Colorado Attorney General Cynthia Coffman at the State Supreme Court Chambers at the Colorado State Judicial Building in Denver on Oct. 22, 2015. (Denver Post file)
Colorado Attorney General Cynthia Coffman at the State Supreme Court Chambers at the Colorado State Judicial Building in Denver on Oct. 22, 2015. (Denver Post file)

Coffman, Colorado’s top law official who has previously stated she would uphold her state’s marijuana laws, said she believes that the Trump administration is still figuring out its approach to legal marijuana.

Her gleaning of Sessions’ marijuana-related statements was that the state would see increased federal enforcement at its borders to prevent diversion out of state, Colorado Public Radio reported.

Colorado regulation evolution

Coffman, Colorado Gov. John Hickenlooper and Mark Bolton, marijuana adviser to Hickenlooper, have said their state’s first-of-its-kind regulations could withstand federal action.

“The primary safeguard I think we have is a strong regulatory system,” Bolton told The Cannabist. “I think we recognize that the federal government can come in and enforce the Controlled Substances Act — to the extent they have the resources.”

The state’s priorities have been to build a regulatory system that protects public safety, protects public health, keeps marijuana out of the hands of children, and supports law enforcement in its resources and efforts, Bolton said. The system was created to both align with the Cole Memo, and also serve as an example for and beyond those 2013 federal guidelines for marijuana enforcement, he added.

Bolton was quick to remind that Colorado has been creating guidance, boundaries and rules for something that had never been regulated before.

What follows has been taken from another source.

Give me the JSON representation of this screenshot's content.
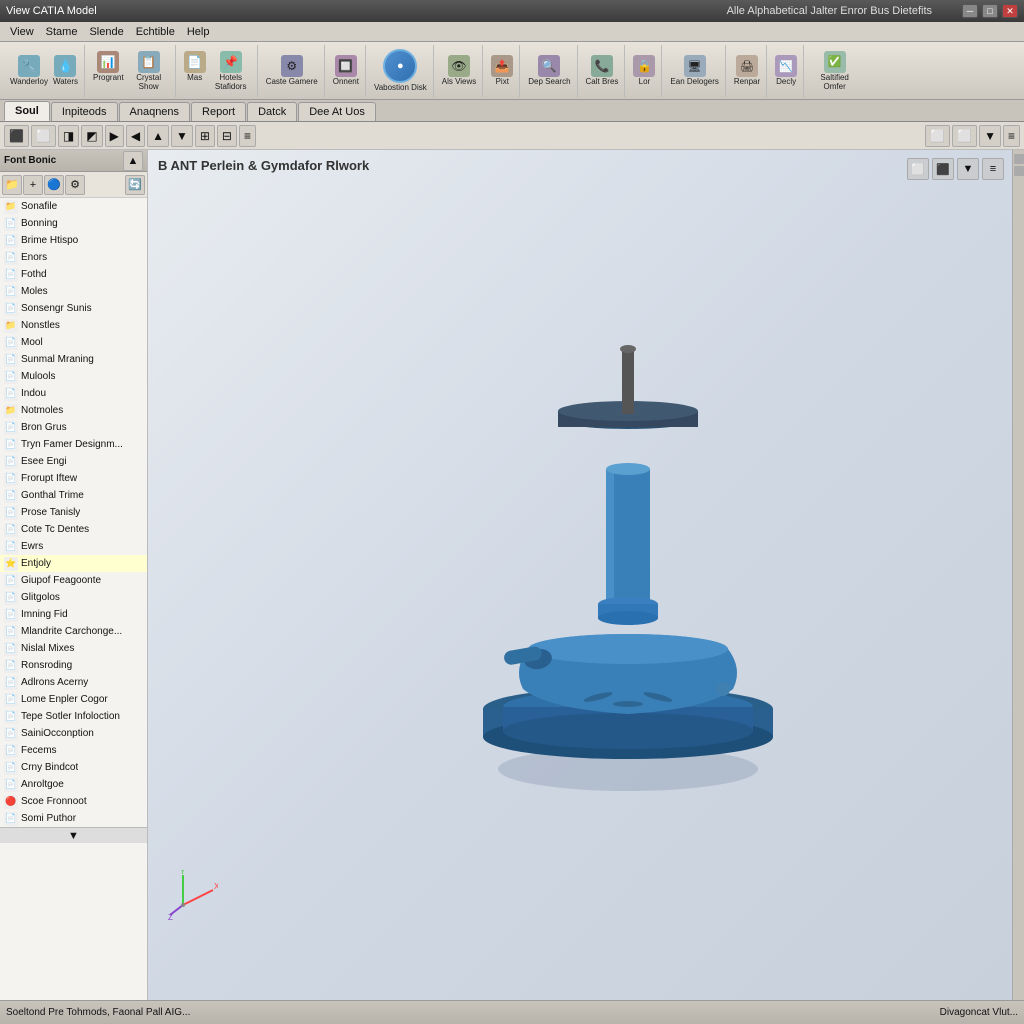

Where there have been shortcomings, the state has tried to quickly adjust, he said.

“We’re sort of building this airplane as we’re flying it…” he said, quoting former Colorado marijuana czar Andrew Freedman. “There have been challenges that have come up throughout this process, and I think we’ve had to respond. We’ve been reactive and we’ve done that.”

Colorado officials want to collaborate with the federal government to address any concerns, Bolton said.

“We’re hopeful that we can continue this experiment,” he said, noting U.S. Supreme Court Justice Louis Brandeis’ remarks in 1932 that states are the “laboratories of democracy.”

“We think the time and effort and work into building this system is paying off,” Bolton said.


Published at Tue, 07 Mar 2017 16:20:15 +0000